Not always true. In fact, just ramming a ground rod into the ground – which I’ve seen recommended on far too many user manuals – might be the very worst thing you can do. There have been innumerable discussions on this very topic, so trying to summarize them in a short reply is next to impossible. Suffice it to say that in a thunderstorm, your best bet to protect a radio is to disconnect the antenna from the radio (and ground it away from the home as much as possible).
With portables without an antenna jack, this won’t work very well in any case.
In fact, I’ve read many accounts of using a ground rod making matters worse – not better. If you live in the US, the NEC codes should always be your guide.
Before we can talk about ESD protection, let’s clarify one thing; there are 2 very common ways to connect an antenna to a portable; clip it to the whip (a VERY bad idea) or use the antenna jack (if it has one). The first way should be avoided at all costs; many times there’s a RF Amp near the base of the whip, and one little zap from static electricity can and quite possibly will blow the amp, rendering the portable deaf.
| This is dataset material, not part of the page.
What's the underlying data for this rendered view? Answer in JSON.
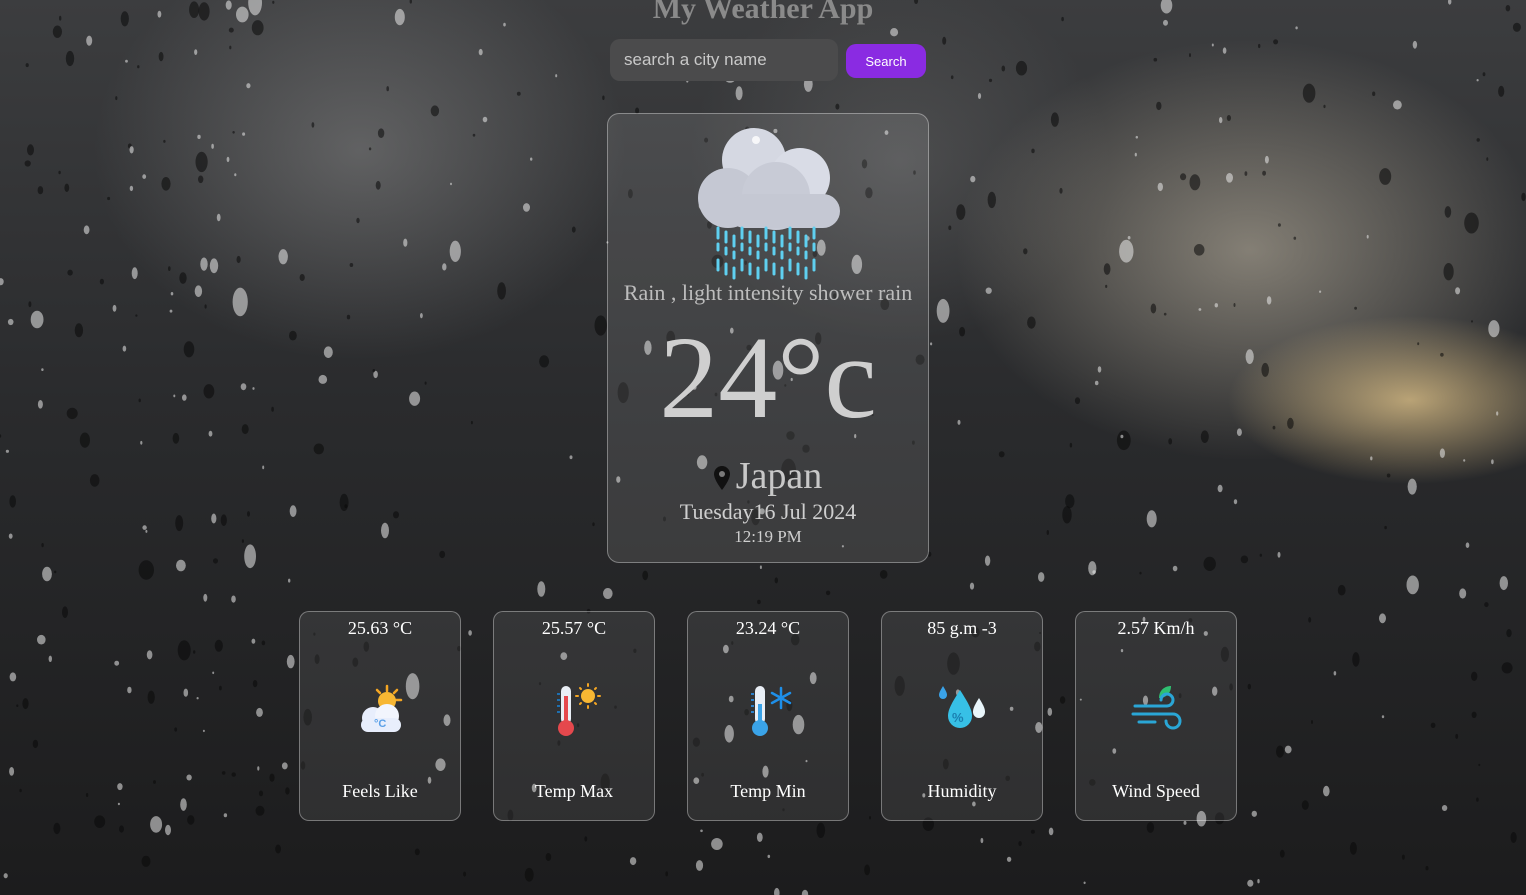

At least some portables have a couple of diodes at the antenna jack which would blow if the voltage gets too high, but as stated previously, that’s far from foolproof. Add to the fact that you are throwing a lot of RF from a big antenna into a radio that really isn’t designed for it, and overloading can be an issue. Some radios just have a DX/Local switch for an attenuator, and it sometimes ends up being too little or too much. An external circuit with a crude but simple RF gain control in the form of a pot (you would have to experiment to see what values work best for your environs) and a simple circuit as described here. Better to blow a little box you built than the amp in your radio. This topic is discussed here…